The 99-year-old church in Sydney's Whitney Pier neighbourhood was slated to close this summer, along with several other Catholic churches in the area.
But parishioners found out Sunday that their lobbying efforts had paid off.
In a letter to parishioners, Bishop Brian Dunn, head of the Diocese of Antigonish, recognized the contribution that St. Mary's has made to Polish culture in Cape Breton.
"In light of the responses and information received, especially that the 100th anniversary of the church will be held in 2013, the pastoral planning committee has recommended that St. Mary's Polish Church remain open for the time being," he stated.
The church is a designated historic site. About 50 parishioners attend mass at St. Mary's regularly.
A delegation of 100 people travelled to Antigonish to plead their case after the closures were announced in January. Many wore traditional Polish clothing. They also presented information about St. Mary's financial situation, arguing the church was able to support itself.
Parishioner Tom Urbaniak told CBC News that six binders were submitted to the diocese, including a multi-year plan for the parish.
The letter from Dunn also states that the diocese cannot sustain the current number of Catholic churches in the Sydney area.
In January, church-goers in the area were told the number of parishes would be slashed from 10 to four.
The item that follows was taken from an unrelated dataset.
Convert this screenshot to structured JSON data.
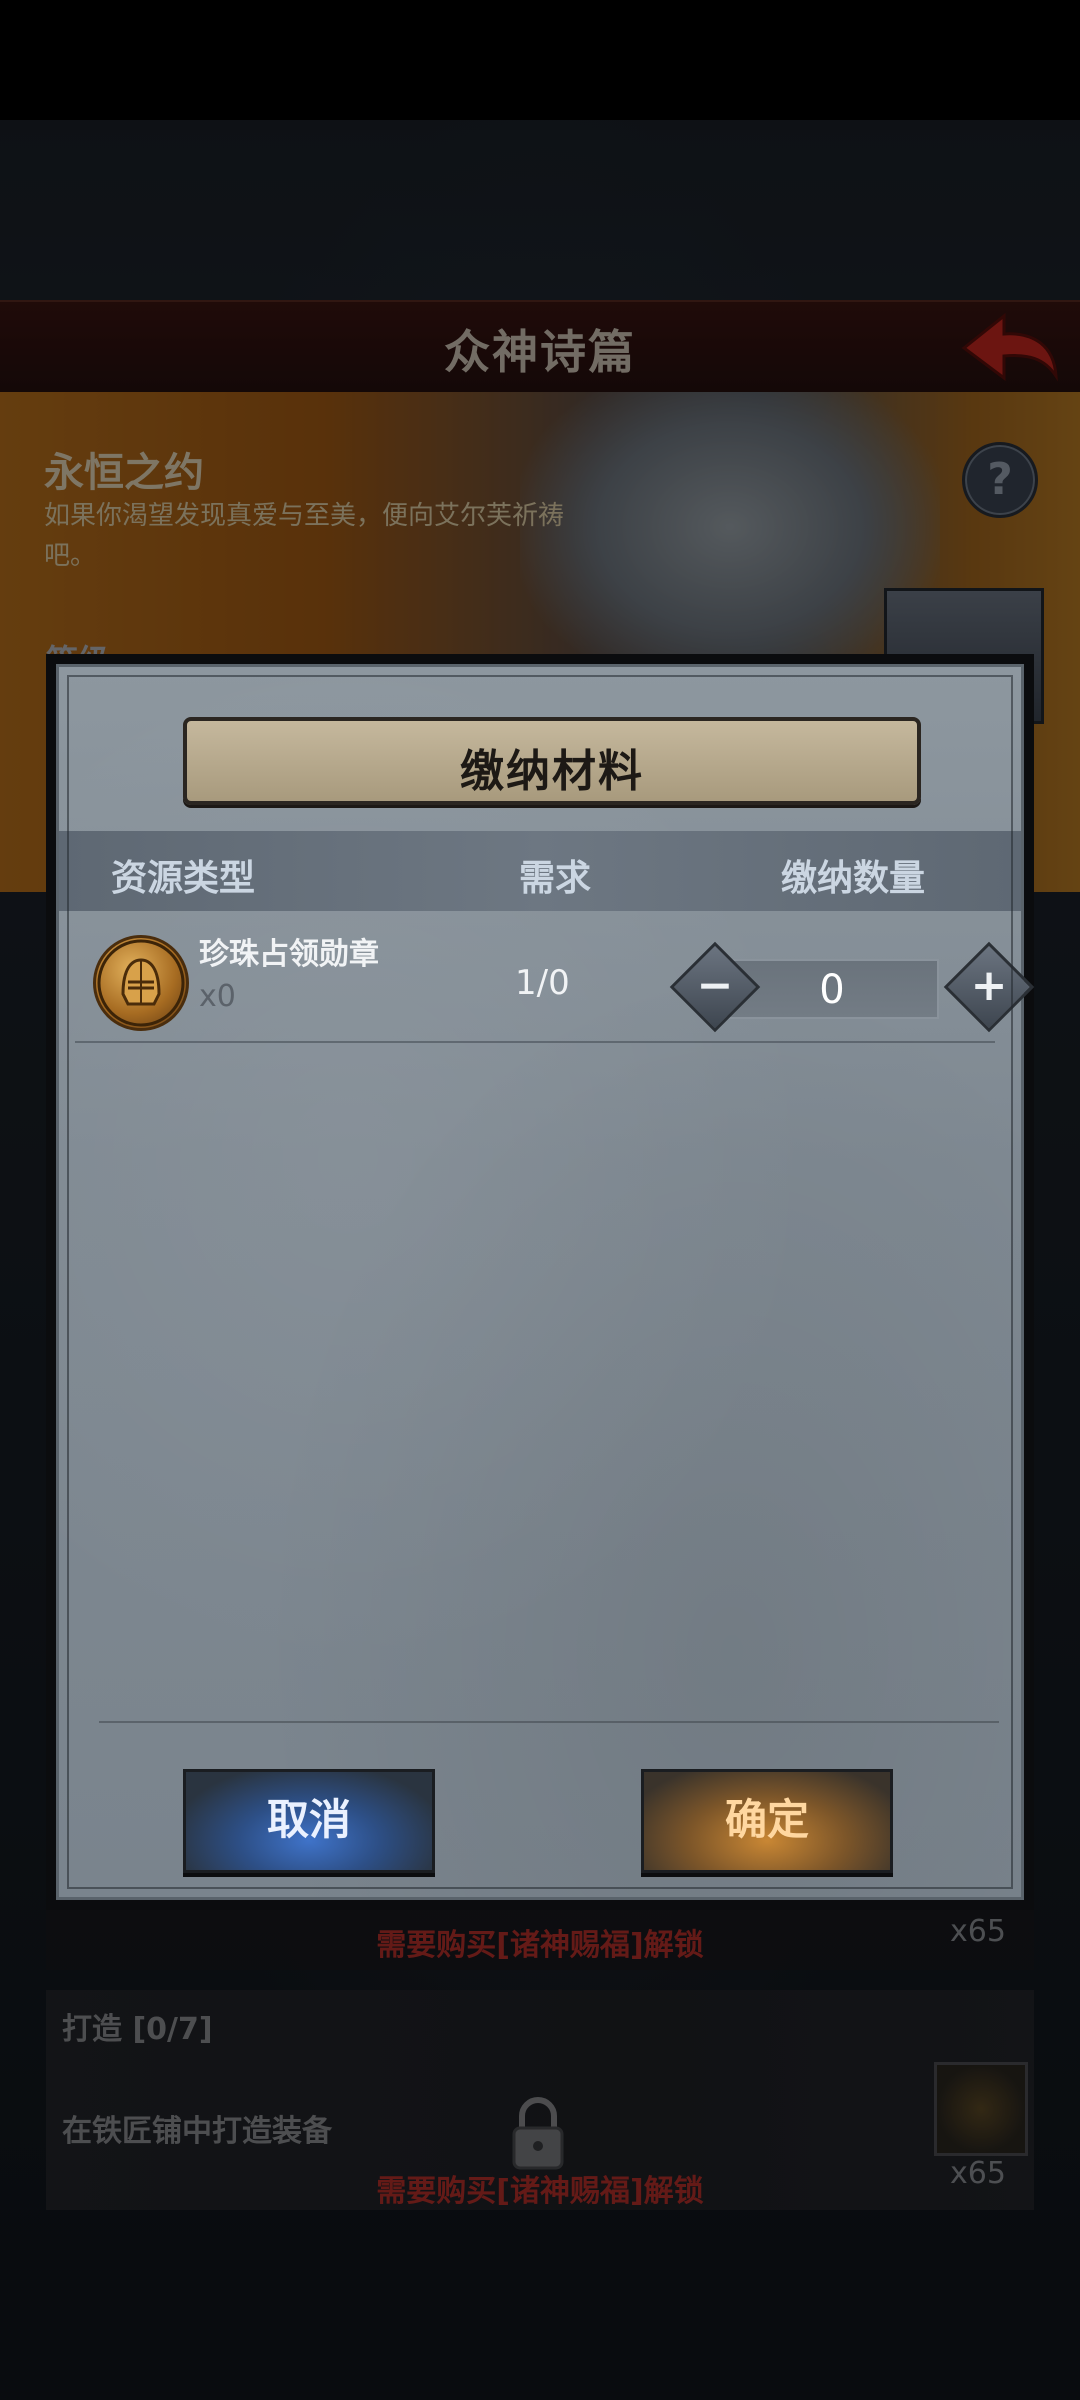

Our Lady of Fatima, St. Theresa's and Holy Redeemer would remain, along with either Sacred Heart, St. Anthony Daniel or St. Joseph's.